- To explain a joke is like dissecting a mouse, you gain a better understanding, but in the process, the mouse’s life is lost.
- She is as graceful as a freezer falling down the stairs.
- Flower is to the petal as tree is to the leaf.
- Her flower like smile blossomed through the morning sun.
- He is like a diamond in the rough.
- My father is the sergeant within our home.
- Those words are like music to my ears.
- An atoms structure is just like the solar system, with the sun as the nucleus and the planets as the electrons.
- The way in which a detective solves crimes, is like the way a doctor diagnoses illnesses.
- In the same way that a caterpillar emerges from its cocoon, we must emerge from our comfort zones.
Analogy in Literature
As we have mentioned earlier, analogy is a common way for writers to create a more clear image for the reader as well as a way to express a deeper meaning to the piece of writing. Let’s now take a look at some examples of times in which analogy has been used within written work.
- In the play Romeo and Juliet written by William Shakespeare, we see an example of an analogy being used in the following passage; “Her beauty is on the face of the night, like a jewel in the ear of Ethiop.”
- In the piece Do not go gently into the good night by Dylan Thomas, there is a good example of analogy when reading this line; “Graven men who are near death and see with a blind sight, blind eyes which burn like meteors and be gay.”
- In the famous novel Animal farm written by George Orwell, we see many examples of analogy throughout, one of these can be seen in the following passage; “The animals looked from man to pig and from pig to man, and once again yet it was not possible to tell which was which.”
- Once again from Romeo and Juliet, we see another example of analogy in the line “The candles of night are burned out and day tiptoes on the mountains.”
- In the song by Walk Whitman, Song for myself, we see an example of analogy in the line “When the sharks fin cuts like a black chip in the water.”
- In the movie, Forrest Gump we see a now, very famous analogy which reads “life is like a box of chocolates, you do not know what you might get.”
- In a note from Henry Kissinger to the president, we see an example of analogy in the sentence “Withdrawing the American troops will be like salted peanuts to the general public, the more they do it, the more they will want.”

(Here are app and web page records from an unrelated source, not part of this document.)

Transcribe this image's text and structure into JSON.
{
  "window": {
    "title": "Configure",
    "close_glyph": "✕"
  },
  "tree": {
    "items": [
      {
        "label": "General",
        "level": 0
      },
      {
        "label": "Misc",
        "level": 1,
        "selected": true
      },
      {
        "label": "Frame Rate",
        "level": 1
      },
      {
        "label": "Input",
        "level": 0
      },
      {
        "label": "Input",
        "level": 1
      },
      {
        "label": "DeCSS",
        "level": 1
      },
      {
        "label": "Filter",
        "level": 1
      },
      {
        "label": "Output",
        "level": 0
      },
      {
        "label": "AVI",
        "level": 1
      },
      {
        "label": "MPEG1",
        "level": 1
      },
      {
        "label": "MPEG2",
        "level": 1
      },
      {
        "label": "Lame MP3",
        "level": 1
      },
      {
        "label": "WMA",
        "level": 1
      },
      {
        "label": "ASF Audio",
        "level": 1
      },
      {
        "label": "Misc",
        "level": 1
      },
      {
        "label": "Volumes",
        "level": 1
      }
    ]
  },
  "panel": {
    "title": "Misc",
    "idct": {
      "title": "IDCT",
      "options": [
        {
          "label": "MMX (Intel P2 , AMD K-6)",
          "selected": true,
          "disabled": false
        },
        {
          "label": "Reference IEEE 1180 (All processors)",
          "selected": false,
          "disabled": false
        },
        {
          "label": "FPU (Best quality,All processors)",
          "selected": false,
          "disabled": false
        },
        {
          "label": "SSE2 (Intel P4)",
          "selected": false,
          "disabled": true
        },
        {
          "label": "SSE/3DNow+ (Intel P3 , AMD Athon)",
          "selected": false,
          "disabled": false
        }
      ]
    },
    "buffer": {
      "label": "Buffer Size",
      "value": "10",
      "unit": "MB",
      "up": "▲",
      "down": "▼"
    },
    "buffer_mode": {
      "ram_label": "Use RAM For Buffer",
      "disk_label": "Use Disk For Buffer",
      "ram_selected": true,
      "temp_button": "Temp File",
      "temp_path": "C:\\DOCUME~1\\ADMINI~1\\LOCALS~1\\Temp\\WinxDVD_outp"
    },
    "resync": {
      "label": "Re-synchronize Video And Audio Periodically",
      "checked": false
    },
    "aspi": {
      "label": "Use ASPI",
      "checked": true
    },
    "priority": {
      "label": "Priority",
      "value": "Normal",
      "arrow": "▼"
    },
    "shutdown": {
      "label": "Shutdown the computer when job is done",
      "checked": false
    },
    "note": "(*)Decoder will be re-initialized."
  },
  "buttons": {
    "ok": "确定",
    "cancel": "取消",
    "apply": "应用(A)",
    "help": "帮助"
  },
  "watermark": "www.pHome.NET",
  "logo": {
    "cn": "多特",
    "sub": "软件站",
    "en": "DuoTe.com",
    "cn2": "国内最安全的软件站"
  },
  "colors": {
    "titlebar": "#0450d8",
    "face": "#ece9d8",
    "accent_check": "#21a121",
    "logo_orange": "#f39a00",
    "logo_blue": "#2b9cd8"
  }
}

- We see another example of analogy in the play Romeo and Juliet by William Shakespeare in which he writes. “what is in a name? A rose by any other name would still smell so sweet.“
- John Donne writes a poem entitled The flea in which he uses the title creature to compare his marital bed. This is seen in the following extract “This flea is you and I and this our wedding bed.”
We have looked at ways in which analogy can be used within both written and spoken English. Through doing this we have discovered that this concept can be used to further explain an idea by means of comparison to something which has similarities. Analogies can be seen in the form of a simile or a metaphor.
Analogy can be used in spoken language to develop the listeners understanding of what is being said as well as being used as a literary device which aids the reader in creating a more detailed picture within their mind.